Data for processing:
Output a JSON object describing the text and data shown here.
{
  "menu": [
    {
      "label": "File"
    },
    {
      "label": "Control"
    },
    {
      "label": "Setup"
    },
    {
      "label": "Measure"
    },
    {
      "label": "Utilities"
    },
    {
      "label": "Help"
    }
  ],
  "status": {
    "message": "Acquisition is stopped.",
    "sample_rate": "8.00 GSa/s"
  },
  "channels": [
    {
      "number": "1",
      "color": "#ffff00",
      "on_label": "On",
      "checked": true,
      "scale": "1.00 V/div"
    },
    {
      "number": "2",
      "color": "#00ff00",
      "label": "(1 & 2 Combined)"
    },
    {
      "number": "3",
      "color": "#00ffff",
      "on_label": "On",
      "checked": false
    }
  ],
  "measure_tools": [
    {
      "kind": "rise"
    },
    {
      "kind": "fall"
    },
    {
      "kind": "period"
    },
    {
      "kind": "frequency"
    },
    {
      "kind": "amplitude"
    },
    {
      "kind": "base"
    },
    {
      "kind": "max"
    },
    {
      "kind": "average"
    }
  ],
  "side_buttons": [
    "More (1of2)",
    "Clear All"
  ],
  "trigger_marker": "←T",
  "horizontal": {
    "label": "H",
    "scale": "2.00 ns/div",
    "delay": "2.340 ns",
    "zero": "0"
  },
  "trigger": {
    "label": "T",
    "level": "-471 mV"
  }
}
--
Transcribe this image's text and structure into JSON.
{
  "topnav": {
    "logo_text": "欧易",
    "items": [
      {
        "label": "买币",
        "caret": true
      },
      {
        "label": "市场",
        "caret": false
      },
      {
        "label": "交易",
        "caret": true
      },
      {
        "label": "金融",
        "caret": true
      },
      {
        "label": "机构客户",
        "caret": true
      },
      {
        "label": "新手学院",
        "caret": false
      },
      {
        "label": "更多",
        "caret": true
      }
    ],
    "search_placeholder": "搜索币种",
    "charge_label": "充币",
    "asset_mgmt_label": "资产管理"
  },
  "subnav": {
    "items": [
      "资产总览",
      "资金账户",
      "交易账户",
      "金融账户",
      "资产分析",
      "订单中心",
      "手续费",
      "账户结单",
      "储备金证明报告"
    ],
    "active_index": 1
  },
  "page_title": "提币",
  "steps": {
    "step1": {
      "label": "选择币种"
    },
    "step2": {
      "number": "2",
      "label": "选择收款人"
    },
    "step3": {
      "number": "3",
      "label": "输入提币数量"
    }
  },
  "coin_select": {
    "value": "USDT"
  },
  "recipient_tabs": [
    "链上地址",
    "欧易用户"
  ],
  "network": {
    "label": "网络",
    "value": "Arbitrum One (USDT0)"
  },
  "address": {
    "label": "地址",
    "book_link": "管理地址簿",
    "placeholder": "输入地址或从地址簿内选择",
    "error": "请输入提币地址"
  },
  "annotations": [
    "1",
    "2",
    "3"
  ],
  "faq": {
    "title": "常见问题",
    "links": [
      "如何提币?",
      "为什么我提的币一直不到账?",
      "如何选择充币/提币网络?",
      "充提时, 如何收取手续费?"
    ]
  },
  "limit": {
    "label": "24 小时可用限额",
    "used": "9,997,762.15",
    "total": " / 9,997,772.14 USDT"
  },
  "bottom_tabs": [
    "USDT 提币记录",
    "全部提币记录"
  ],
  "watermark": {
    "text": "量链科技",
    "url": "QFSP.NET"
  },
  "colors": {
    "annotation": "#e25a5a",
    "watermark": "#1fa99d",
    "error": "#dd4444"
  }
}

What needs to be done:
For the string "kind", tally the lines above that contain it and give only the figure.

Solution to the problem:
8